Fixed income markets went up across the board as yield pressure was temporarily off the table. Long end yields retreated, investment grades were able to recoup some of the earlier losses, global high yields continued to post positive returns. Over the month, Bloomberg Barclays Global Aggregate, US Investment Grades, Global High Yields, and Emerging Markets US Dollar Bonds gained 1.26%, 1.11%, 1.90%, and 1.33% respectively.
Markets have shifted their views as it seemed that the inflationary pressure was not as serious as thought, driving the shift in yield curve this month, which differed from the recent trend, propping investment grades up. We see this shift only as a temporary change, as commodities prices remain at an all-time high, and the supply gap will not likely be closed in the short term, this would likely translate to more inflation pressures over the short to mid-term, putting downward pressure on bond prices, especially for investment grades.
In fact, Treasury Secretary Janet Yellen was caught talking about a possible rise in interest rate top prevent the economy from overheating. That could had been a slip of the tongue as she downplayed the comments, claiming that she sees no inflation pressure, but this underpins the reality that inflation risk is too in the minds of the Fed, and a rate hike in the midterm is certainly not out of question.
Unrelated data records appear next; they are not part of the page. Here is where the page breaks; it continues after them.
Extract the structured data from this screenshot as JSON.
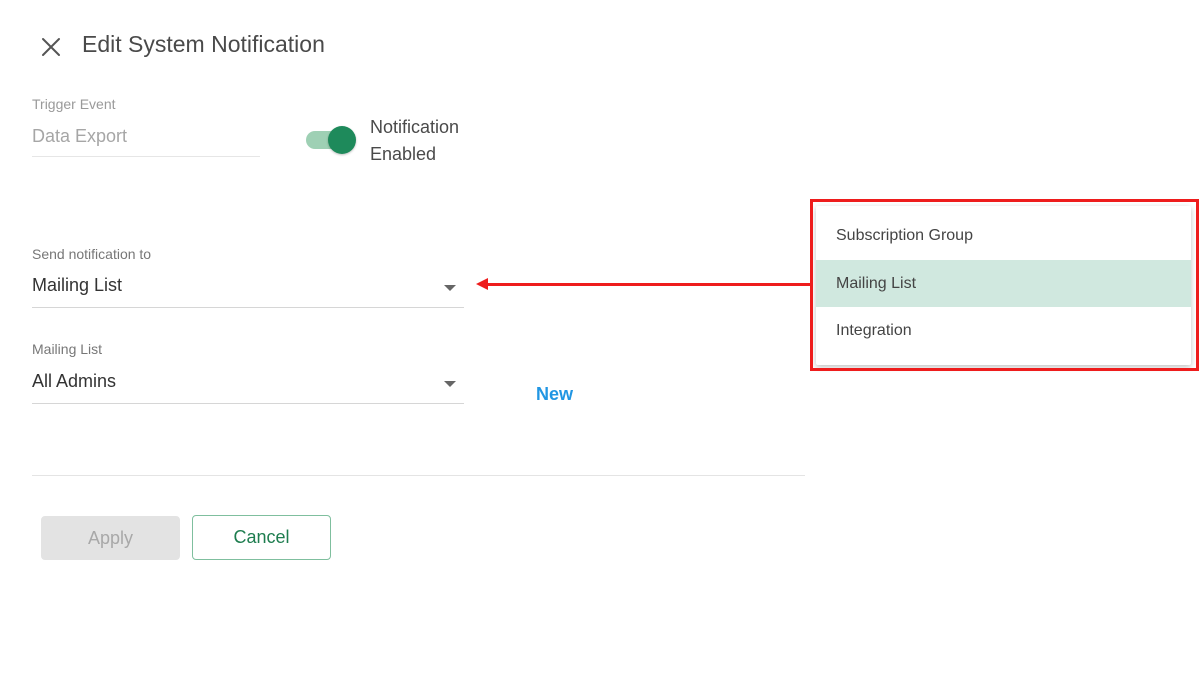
{
  "dialog": {
    "title": "Edit System Notification",
    "close_icon": "close-icon"
  },
  "trigger": {
    "label": "Trigger Event",
    "value": "Data Export"
  },
  "notification_toggle": {
    "label": "Notification Enabled",
    "enabled": true,
    "color_on": "#1e8a5b"
  },
  "send_to": {
    "label": "Send notification to",
    "value": "Mailing List"
  },
  "mailing_list": {
    "label": "Mailing List",
    "value": "All Admins",
    "new_label": "New"
  },
  "actions": {
    "apply_label": "Apply",
    "cancel_label": "Cancel"
  },
  "dropdown": {
    "options": [
      {
        "label": "Subscription Group",
        "selected": false
      },
      {
        "label": "Mailing List",
        "selected": true
      },
      {
        "label": "Integration",
        "selected": false
      }
    ],
    "highlight_color": "#d0e8df"
  },
  "annotation": {
    "callout_color": "#ee1c1c"
  }
}
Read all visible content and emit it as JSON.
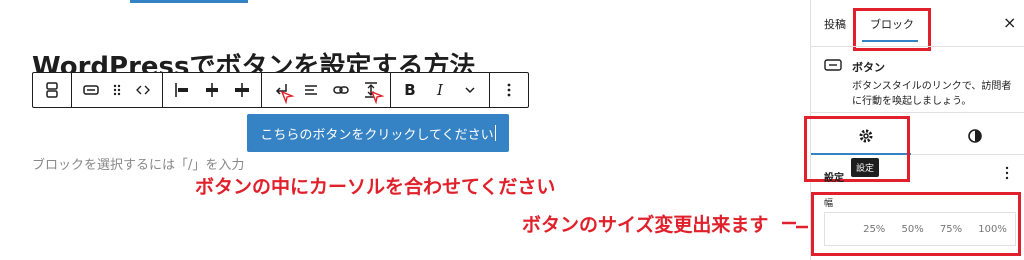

Henceforth, we are keeping our views on the fixed income market unchanged, high yields all the way, as their risk to return profile is better suited to the current market condition and outlook.